In the case of Long Beach Beach┬áBrethren Manor, Inc. v. Leverett, LLBM appeals the judgment in its unlawful detainer action in favor of the tenant. Landlord contends the judgment should be reversed because the trial court erred in granting Tenant’s motion for summary judgment. Landlord originally filed its unlawful detainer on August 11, 2014, alleging defendant was a tenant, and that he failed to vacate the property after being given a 10-day notice to quit. The attached notice indicated it was served on defendant on July 29, 2014, based on an “incurable breach” of the United States Department of Housing and Urban Development (HUD) rental agreement. The notice required Tenant “to refrain from disturbing the rights and comforts of other tenants.”

The notice stated that the Tenant breached the portion of the agreement by hitting another tenant on the shoulder three times, and by engaging in a physical altercation with a different tenant. The complaint for unlawful detainer requested possession of the property, forfeiture of the rental agreement, and damages. Tenant filed an answer on August 13, 2014, generally denying the allegations with some affirmative defenses.

Tenant then filed a motion for summary judgment, which stated that there was no triable issue of material fact regarding whether the notice to quit gave Tenant enough notice. Tenant argued the agreement should be interpreted to require 30 days’ notice to quit, and since only 10 days of notice were provided, Landlord’s unlawful detainer action was premature and fatally defective because of the inadequate notice.

The initial one-year lease had expired, and the agreement had been renewed for successive one-month terms there afterwards. Tenant used paragraph 9(b)(1) of the Lease, which stated that the landlord may end the agreement effective at the end of any successive term, “based upon either material noncompliance with this Agreement, material failure to carry out obligations under any State landlord or tenant act, or other good cause. When termination of the tenancy is based on other good cause, the termination notice shall so state, at the end of a term and in accordance with the termination provisions of this Agreement, but in no case earlier than 30 days after receipt by the TENANT of the notice. Where the termination notice is based on material noncompliance with this Agreement or material failure to carry out obligations under a State landlord or tenant act, the time of service shall be in accordance with the previous sentence or State law, whichever is later.”

Defendant brought forth the basis for the termination was defendant’s alleged noncompliance with the section of the agreement. Defendant was thus entitled to 30 days of notice, because this amount of time provided for more time for termination than was set forth by State law, which is only 3 days of notice. Plaintiff filed an opposition to this, contending the motion should not be allowed due to the agreement being interpreted as requiring only the notice required by State law of 3 days of notice.

The court then granted the defendant’s summary judgment motion because it had determined there was no triable issue of fact with respect to the 30 days of notice being required under the agreement. The court rendered judgment in defendant’s favor. Court of Appeals also affirmed the judgment.

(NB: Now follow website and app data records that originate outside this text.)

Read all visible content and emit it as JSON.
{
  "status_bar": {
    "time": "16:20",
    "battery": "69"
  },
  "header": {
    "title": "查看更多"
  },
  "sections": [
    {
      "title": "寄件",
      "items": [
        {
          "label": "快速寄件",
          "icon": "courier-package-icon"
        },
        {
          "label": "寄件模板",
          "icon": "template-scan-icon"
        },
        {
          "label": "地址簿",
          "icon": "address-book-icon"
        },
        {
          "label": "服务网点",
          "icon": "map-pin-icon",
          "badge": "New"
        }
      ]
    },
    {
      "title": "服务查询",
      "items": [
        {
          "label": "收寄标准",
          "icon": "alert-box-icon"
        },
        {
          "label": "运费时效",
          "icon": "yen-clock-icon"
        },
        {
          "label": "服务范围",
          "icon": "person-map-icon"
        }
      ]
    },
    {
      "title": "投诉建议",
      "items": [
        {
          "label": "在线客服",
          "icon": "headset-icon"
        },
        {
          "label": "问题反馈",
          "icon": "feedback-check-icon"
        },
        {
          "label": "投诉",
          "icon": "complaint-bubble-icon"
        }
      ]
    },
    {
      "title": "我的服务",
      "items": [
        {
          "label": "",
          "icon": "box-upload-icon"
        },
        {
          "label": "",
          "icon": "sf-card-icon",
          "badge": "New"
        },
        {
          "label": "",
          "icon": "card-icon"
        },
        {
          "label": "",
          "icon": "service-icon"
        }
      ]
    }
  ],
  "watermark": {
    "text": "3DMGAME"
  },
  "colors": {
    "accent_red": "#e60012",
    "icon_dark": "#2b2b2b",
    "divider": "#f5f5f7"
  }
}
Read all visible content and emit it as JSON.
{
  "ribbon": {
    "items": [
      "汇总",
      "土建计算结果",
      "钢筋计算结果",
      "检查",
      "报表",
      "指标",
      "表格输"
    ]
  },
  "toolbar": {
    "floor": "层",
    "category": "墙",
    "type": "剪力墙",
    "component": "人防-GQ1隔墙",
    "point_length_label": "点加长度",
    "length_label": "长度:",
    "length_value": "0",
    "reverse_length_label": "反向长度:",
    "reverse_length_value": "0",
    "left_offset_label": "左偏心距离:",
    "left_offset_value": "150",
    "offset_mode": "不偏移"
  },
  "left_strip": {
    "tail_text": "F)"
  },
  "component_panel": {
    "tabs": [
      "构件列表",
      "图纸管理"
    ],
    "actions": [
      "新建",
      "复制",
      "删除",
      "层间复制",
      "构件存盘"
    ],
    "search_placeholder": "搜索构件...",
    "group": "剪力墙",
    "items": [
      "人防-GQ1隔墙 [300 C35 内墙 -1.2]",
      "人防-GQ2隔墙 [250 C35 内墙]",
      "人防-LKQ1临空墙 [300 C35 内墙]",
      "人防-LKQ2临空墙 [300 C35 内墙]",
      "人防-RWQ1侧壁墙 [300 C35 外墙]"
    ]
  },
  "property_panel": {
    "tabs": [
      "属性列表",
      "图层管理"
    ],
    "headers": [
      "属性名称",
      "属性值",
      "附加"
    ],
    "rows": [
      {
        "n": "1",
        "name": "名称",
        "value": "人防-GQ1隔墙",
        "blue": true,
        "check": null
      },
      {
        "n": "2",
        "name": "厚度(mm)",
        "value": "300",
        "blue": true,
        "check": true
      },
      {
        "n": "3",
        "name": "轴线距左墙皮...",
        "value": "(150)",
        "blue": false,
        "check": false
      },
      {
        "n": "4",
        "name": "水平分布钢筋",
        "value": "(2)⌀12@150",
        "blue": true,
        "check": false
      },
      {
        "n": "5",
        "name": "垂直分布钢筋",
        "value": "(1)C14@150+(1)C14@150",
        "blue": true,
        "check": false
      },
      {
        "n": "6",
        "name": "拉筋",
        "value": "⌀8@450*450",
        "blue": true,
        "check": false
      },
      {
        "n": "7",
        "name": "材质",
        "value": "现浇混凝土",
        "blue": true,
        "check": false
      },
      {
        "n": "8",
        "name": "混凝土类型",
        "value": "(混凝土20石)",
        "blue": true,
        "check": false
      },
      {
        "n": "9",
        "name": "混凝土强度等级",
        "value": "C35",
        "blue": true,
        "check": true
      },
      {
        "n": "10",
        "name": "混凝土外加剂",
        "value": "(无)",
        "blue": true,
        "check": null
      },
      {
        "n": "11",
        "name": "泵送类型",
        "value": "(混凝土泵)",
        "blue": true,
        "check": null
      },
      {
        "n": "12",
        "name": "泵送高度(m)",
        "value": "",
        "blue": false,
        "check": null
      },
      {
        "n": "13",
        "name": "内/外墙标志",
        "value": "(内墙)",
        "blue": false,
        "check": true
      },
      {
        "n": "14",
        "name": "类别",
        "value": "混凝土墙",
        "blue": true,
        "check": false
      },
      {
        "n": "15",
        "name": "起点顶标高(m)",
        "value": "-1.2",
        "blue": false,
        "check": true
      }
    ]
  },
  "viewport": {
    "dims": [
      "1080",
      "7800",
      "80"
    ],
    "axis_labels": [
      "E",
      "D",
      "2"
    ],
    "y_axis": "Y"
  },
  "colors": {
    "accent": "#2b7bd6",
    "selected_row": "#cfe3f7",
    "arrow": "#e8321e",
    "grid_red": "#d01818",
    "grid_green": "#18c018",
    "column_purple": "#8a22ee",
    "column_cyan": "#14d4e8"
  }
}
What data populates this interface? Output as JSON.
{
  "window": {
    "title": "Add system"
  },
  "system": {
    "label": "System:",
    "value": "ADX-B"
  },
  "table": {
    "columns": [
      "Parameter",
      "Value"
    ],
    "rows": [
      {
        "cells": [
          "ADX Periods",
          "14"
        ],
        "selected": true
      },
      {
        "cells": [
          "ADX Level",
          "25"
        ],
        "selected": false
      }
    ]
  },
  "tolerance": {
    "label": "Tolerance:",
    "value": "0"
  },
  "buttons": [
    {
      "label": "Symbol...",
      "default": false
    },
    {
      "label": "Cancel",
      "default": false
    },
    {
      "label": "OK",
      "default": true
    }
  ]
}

This case is important for landlords to note that they should comply with whatever the terms of the lease agreement allow. The terms of the lease agreement can sometimes even supersede State law, so it is important to review prior to serving any notices on tenants.